Each record must appear in the answer exactly as it does in the data.

Start of Records

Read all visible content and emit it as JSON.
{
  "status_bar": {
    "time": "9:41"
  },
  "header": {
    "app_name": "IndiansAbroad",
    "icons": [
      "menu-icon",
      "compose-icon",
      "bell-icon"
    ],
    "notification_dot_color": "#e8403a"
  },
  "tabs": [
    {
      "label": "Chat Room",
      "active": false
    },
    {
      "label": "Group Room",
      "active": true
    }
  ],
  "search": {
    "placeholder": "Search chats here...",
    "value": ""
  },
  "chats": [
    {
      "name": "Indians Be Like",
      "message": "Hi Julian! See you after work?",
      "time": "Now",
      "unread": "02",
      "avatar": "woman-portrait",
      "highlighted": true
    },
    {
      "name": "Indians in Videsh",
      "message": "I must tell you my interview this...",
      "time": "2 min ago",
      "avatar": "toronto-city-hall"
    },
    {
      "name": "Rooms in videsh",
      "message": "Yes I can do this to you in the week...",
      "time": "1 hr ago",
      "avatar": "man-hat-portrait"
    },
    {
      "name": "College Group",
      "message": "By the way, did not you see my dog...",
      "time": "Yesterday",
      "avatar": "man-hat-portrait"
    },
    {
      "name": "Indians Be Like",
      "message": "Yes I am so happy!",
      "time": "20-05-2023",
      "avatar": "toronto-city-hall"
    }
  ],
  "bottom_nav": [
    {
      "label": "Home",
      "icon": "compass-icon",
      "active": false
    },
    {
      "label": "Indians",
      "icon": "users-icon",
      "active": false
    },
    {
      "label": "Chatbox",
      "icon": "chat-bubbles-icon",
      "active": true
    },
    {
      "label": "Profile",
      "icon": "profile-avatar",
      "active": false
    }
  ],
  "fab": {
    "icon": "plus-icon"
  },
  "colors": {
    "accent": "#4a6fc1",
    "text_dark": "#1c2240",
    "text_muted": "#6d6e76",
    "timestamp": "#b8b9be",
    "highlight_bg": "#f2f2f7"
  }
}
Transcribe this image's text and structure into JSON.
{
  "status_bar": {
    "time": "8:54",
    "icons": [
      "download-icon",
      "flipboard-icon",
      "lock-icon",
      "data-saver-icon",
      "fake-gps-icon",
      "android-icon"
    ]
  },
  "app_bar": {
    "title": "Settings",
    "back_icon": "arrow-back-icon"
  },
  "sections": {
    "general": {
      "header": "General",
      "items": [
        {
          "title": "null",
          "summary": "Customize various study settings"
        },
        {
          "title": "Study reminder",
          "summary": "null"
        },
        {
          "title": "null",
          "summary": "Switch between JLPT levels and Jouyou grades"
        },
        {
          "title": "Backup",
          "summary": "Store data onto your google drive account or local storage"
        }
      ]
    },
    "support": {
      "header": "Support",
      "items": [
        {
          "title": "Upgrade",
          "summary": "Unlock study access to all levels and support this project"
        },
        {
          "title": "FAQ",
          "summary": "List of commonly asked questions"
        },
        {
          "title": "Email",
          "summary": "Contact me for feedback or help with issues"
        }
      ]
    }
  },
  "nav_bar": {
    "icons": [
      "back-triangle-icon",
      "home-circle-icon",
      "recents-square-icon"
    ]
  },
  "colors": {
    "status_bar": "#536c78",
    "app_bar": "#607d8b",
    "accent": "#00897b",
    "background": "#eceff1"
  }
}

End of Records

▶ Task answer:
Read all visible content and emit it as JSON.
{
  "status_bar": {
    "time": "9:41"
  },
  "header": {
    "app_name": "IndiansAbroad",
    "icons": [
      "menu-icon",
      "compose-icon",
      "bell-icon"
    ],
    "notification_dot_color": "#e8403a"
  },
  "tabs": [
    {
      "label": "Chat Room",
      "active": false
    },
    {
      "label": "Group Room",
      "active": true
    }
  ],
  "search": {
    "placeholder": "Search chats here...",
    "value": ""
  },
  "chats": [
    {
      "name": "Indians Be Like",
      "message": "Hi Julian! See you after work?",
      "time": "Now",
      "unread": "02",
      "avatar": "woman-portrait",
      "highlighted": true
    },
    {
      "name": "Indians in Videsh",
      "message": "I must tell you my interview this...",
      "time": "2 min ago",
      "avatar": "toronto-city-hall"
    },
    {
      "name": "Rooms in videsh",
      "message": "Yes I can do this to you in the week...",
      "time": "1 hr ago",
      "avatar": "man-hat-portrait"
    },
    {
      "name": "College Group",
      "message": "By the way, did not you see my dog...",
      "time": "Yesterday",
      "avatar": "man-hat-portrait"
    },
    {
      "name": "Indians Be Like",
      "message": "Yes I am so happy!",
      "time": "20-05-2023",
      "avatar": "toronto-city-hall"
    }
  ],
  "bottom_nav": [
    {
      "label": "Home",
      "icon": "compass-icon",
      "active": false
    },
    {
      "label": "Indians",
      "icon": "users-icon",
      "active": false
    },
    {
      "label": "Chatbox",
      "icon": "chat-bubbles-icon",
      "active": true
    },
    {
      "label": "Profile",
      "icon": "profile-avatar",
      "active": false
    }
  ],
  "fab": {
    "icon": "plus-icon"
  },
  "colors": {
    "accent": "#4a6fc1",
    "text_dark": "#1c2240",
    "text_muted": "#6d6e76",
    "timestamp": "#b8b9be",
    "highlight_bg": "#f2f2f7"
  }
}
Transcribe this image's text and structure into JSON.
{
  "status_bar": {
    "time": "8:54",
    "icons": [
      "download-icon",
      "flipboard-icon",
      "lock-icon",
      "data-saver-icon",
      "fake-gps-icon",
      "android-icon"
    ]
  },
  "app_bar": {
    "title": "Settings",
    "back_icon": "arrow-back-icon"
  },
  "sections": {
    "general": {
      "header": "General",
      "items": [
        {
          "title": "null",
          "summary": "Customize various study settings"
        },
        {
          "title": "Study reminder",
          "summary": "null"
        },
        {
          "title": "null",
          "summary": "Switch between JLPT levels and Jouyou grades"
        },
        {
          "title": "Backup",
          "summary": "Store data onto your google drive account or local storage"
        }
      ]
    },
    "support": {
      "header": "Support",
      "items": [
        {
          "title": "Upgrade",
          "summary": "Unlock study access to all levels and support this project"
        },
        {
          "title": "FAQ",
          "summary": "List of commonly asked questions"
        },
        {
          "title": "Email",
          "summary": "Contact me for feedback or help with issues"
        }
      ]
    }
  },
  "nav_bar": {
    "icons": [
      "back-triangle-icon",
      "home-circle-icon",
      "recents-square-icon"
    ]
  },
  "colors": {
    "status_bar": "#536c78",
    "app_bar": "#607d8b",
    "accent": "#00897b",
    "background": "#eceff1"
  }
}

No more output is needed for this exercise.